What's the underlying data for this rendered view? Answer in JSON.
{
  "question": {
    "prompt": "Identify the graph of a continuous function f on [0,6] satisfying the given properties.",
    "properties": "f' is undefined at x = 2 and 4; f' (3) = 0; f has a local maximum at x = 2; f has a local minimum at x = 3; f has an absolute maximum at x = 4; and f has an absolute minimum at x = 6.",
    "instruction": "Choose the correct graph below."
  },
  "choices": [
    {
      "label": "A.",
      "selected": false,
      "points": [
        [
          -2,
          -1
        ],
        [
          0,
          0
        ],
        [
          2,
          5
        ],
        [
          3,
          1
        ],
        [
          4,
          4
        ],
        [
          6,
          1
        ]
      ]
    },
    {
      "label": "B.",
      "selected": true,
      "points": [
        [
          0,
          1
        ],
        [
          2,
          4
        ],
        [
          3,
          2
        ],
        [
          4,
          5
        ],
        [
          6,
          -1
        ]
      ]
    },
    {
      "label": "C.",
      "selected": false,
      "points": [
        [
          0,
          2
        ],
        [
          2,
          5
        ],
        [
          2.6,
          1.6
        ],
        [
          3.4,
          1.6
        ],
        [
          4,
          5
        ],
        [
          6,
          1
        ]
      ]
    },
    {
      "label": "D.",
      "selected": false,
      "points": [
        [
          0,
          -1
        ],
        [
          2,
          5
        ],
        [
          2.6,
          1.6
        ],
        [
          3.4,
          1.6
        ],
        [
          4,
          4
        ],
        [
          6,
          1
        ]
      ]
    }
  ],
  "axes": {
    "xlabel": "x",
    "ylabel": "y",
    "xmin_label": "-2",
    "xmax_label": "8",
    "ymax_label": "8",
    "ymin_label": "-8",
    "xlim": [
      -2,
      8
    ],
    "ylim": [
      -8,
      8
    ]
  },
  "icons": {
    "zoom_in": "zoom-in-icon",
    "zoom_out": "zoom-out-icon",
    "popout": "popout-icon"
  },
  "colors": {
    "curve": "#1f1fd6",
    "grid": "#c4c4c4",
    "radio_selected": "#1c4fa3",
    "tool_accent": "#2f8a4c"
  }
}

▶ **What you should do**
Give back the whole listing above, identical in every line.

▶ **Finished task**
What's the underlying data for this rendered view? Answer in JSON.
{
  "question": {
    "prompt": "Identify the graph of a continuous function f on [0,6] satisfying the given properties.",
    "properties": "f' is undefined at x = 2 and 4; f' (3) = 0; f has a local maximum at x = 2; f has a local minimum at x = 3; f has an absolute maximum at x = 4; and f has an absolute minimum at x = 6.",
    "instruction": "Choose the correct graph below."
  },
  "choices": [
    {
      "label": "A.",
      "selected": false,
      "points": [
        [
          -2,
          -1
        ],
        [
          0,
          0
        ],
        [
          2,
          5
        ],
        [
          3,
          1
        ],
        [
          4,
          4
        ],
        [
          6,
          1
        ]
      ]
    },
    {
      "label": "B.",
      "selected": true,
      "points": [
        [
          0,
          1
        ],
        [
          2,
          4
        ],
        [
          3,
          2
        ],
        [
          4,
          5
        ],
        [
          6,
          -1
        ]
      ]
    },
    {
      "label": "C.",
      "selected": false,
      "points": [
        [
          0,
          2
        ],
        [
          2,
          5
        ],
        [
          2.6,
          1.6
        ],
        [
          3.4,
          1.6
        ],
        [
          4,
          5
        ],
        [
          6,
          1
        ]
      ]
    },
    {
      "label": "D.",
      "selected": false,
      "points": [
        [
          0,
          -1
        ],
        [
          2,
          5
        ],
        [
          2.6,
          1.6
        ],
        [
          3.4,
          1.6
        ],
        [
          4,
          4
        ],
        [
          6,
          1
        ]
      ]
    }
  ],
  "axes": {
    "xlabel": "x",
    "ylabel": "y",
    "xmin_label": "-2",
    "xmax_label": "8",
    "ymax_label": "8",
    "ymin_label": "-8",
    "xlim": [
      -2,
      8
    ],
    "ylim": [
      -8,
      8
    ]
  },
  "icons": {
    "zoom_in": "zoom-in-icon",
    "zoom_out": "zoom-out-icon",
    "popout": "popout-icon"
  },
  "colors": {
    "curve": "#1f1fd6",
    "grid": "#c4c4c4",
    "radio_selected": "#1c4fa3",
    "tool_accent": "#2f8a4c"
  }
}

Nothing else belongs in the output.